Data about app and page elements:
┌──

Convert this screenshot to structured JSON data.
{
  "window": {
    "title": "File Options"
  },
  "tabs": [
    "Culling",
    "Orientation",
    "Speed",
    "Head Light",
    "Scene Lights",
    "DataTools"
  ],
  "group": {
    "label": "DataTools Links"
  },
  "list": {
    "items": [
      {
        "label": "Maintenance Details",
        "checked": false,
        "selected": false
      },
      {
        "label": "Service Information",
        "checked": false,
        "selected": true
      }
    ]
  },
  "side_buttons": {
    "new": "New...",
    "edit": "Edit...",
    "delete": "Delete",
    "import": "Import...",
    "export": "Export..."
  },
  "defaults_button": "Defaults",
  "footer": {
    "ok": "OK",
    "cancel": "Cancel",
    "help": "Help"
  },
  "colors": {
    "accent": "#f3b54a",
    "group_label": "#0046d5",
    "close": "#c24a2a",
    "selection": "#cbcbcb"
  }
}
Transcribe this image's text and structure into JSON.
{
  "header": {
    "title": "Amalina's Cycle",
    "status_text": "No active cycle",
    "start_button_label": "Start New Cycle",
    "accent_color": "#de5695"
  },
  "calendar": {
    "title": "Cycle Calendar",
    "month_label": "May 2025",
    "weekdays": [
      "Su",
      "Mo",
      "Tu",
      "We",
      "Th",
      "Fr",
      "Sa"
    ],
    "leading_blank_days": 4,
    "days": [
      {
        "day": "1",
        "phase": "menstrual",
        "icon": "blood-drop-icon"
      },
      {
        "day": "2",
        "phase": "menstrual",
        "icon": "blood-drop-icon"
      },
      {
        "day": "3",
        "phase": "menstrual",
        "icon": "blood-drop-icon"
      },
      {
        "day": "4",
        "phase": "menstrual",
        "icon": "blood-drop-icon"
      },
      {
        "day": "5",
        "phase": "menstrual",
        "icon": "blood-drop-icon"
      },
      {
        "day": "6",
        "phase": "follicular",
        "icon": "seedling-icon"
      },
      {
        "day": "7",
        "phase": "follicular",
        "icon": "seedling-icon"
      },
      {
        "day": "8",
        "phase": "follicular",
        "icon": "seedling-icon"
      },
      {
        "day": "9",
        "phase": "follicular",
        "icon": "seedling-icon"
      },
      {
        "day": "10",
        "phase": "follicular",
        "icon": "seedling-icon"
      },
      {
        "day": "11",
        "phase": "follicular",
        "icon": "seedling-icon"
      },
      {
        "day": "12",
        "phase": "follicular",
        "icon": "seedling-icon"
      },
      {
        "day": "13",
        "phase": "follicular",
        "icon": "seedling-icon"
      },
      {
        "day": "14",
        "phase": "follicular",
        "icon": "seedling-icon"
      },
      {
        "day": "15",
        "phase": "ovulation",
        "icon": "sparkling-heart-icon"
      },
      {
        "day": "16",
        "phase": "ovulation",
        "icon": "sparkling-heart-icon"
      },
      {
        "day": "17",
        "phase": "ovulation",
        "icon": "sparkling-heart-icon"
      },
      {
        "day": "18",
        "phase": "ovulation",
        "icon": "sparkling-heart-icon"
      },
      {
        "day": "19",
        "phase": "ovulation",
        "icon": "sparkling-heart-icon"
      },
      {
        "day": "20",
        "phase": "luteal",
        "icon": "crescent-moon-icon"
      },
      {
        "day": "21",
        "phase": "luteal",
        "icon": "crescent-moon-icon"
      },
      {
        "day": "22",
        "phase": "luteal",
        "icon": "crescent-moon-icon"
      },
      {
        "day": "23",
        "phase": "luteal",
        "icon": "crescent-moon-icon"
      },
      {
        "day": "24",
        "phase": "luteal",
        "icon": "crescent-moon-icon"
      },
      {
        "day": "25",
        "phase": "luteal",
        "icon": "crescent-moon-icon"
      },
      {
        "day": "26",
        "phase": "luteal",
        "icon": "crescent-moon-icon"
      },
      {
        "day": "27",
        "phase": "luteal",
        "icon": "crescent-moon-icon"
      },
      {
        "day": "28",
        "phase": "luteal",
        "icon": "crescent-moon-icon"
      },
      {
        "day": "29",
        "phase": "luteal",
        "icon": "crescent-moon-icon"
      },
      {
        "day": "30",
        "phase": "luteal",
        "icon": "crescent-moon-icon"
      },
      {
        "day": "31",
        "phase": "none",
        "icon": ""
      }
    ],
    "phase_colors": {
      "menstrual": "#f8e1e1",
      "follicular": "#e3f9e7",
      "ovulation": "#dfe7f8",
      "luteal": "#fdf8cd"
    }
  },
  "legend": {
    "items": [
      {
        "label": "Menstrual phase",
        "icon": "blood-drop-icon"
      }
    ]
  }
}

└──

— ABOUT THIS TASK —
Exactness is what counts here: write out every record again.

— ANSWER BOX —
Convert this screenshot to structured JSON data.
{
  "window": {
    "title": "File Options"
  },
  "tabs": [
    "Culling",
    "Orientation",
    "Speed",
    "Head Light",
    "Scene Lights",
    "DataTools"
  ],
  "group": {
    "label": "DataTools Links"
  },
  "list": {
    "items": [
      {
        "label": "Maintenance Details",
        "checked": false,
        "selected": false
      },
      {
        "label": "Service Information",
        "checked": false,
        "selected": true
      }
    ]
  },
  "side_buttons": {
    "new": "New...",
    "edit": "Edit...",
    "delete": "Delete",
    "import": "Import...",
    "export": "Export..."
  },
  "defaults_button": "Defaults",
  "footer": {
    "ok": "OK",
    "cancel": "Cancel",
    "help": "Help"
  },
  "colors": {
    "accent": "#f3b54a",
    "group_label": "#0046d5",
    "close": "#c24a2a",
    "selection": "#cbcbcb"
  }
}
Transcribe this image's text and structure into JSON.
{
  "header": {
    "title": "Amalina's Cycle",
    "status_text": "No active cycle",
    "start_button_label": "Start New Cycle",
    "accent_color": "#de5695"
  },
  "calendar": {
    "title": "Cycle Calendar",
    "month_label": "May 2025",
    "weekdays": [
      "Su",
      "Mo",
      "Tu",
      "We",
      "Th",
      "Fr",
      "Sa"
    ],
    "leading_blank_days": 4,
    "days": [
      {
        "day": "1",
        "phase": "menstrual",
        "icon": "blood-drop-icon"
      },
      {
        "day": "2",
        "phase": "menstrual",
        "icon": "blood-drop-icon"
      },
      {
        "day": "3",
        "phase": "menstrual",
        "icon": "blood-drop-icon"
      },
      {
        "day": "4",
        "phase": "menstrual",
        "icon": "blood-drop-icon"
      },
      {
        "day": "5",
        "phase": "menstrual",
        "icon": "blood-drop-icon"
      },
      {
        "day": "6",
        "phase": "follicular",
        "icon": "seedling-icon"
      },
      {
        "day": "7",
        "phase": "follicular",
        "icon": "seedling-icon"
      },
      {
        "day": "8",
        "phase": "follicular",
        "icon": "seedling-icon"
      },
      {
        "day": "9",
        "phase": "follicular",
        "icon": "seedling-icon"
      },
      {
        "day": "10",
        "phase": "follicular",
        "icon": "seedling-icon"
      },
      {
        "day": "11",
        "phase": "follicular",
        "icon": "seedling-icon"
      },
      {
        "day": "12",
        "phase": "follicular",
        "icon": "seedling-icon"
      },
      {
        "day": "13",
        "phase": "follicular",
        "icon": "seedling-icon"
      },
      {
        "day": "14",
        "phase": "follicular",
        "icon": "seedling-icon"
      },
      {
        "day": "15",
        "phase": "ovulation",
        "icon": "sparkling-heart-icon"
      },
      {
        "day": "16",
        "phase": "ovulation",
        "icon": "sparkling-heart-icon"
      },
      {
        "day": "17",
        "phase": "ovulation",
        "icon": "sparkling-heart-icon"
      },
      {
        "day": "18",
        "phase": "ovulation",
        "icon": "sparkling-heart-icon"
      },
      {
        "day": "19",
        "phase": "ovulation",
        "icon": "sparkling-heart-icon"
      },
      {
        "day": "20",
        "phase": "luteal",
        "icon": "crescent-moon-icon"
      },
      {
        "day": "21",
        "phase": "luteal",
        "icon": "crescent-moon-icon"
      },
      {
        "day": "22",
        "phase": "luteal",
        "icon": "crescent-moon-icon"
      },
      {
        "day": "23",
        "phase": "luteal",
        "icon": "crescent-moon-icon"
      },
      {
        "day": "24",
        "phase": "luteal",
        "icon": "crescent-moon-icon"
      },
      {
        "day": "25",
        "phase": "luteal",
        "icon": "crescent-moon-icon"
      },
      {
        "day": "26",
        "phase": "luteal",
        "icon": "crescent-moon-icon"
      },
      {
        "day": "27",
        "phase": "luteal",
        "icon": "crescent-moon-icon"
      },
      {
        "day": "28",
        "phase": "luteal",
        "icon": "crescent-moon-icon"
      },
      {
        "day": "29",
        "phase": "luteal",
        "icon": "crescent-moon-icon"
      },
      {
        "day": "30",
        "phase": "luteal",
        "icon": "crescent-moon-icon"
      },
      {
        "day": "31",
        "phase": "none",
        "icon": ""
      }
    ],
    "phase_colors": {
      "menstrual": "#f8e1e1",
      "follicular": "#e3f9e7",
      "ovulation": "#dfe7f8",
      "luteal": "#fdf8cd"
    }
  },
  "legend": {
    "items": [
      {
        "label": "Menstrual phase",
        "icon": "blood-drop-icon"
      }
    ]
  }
}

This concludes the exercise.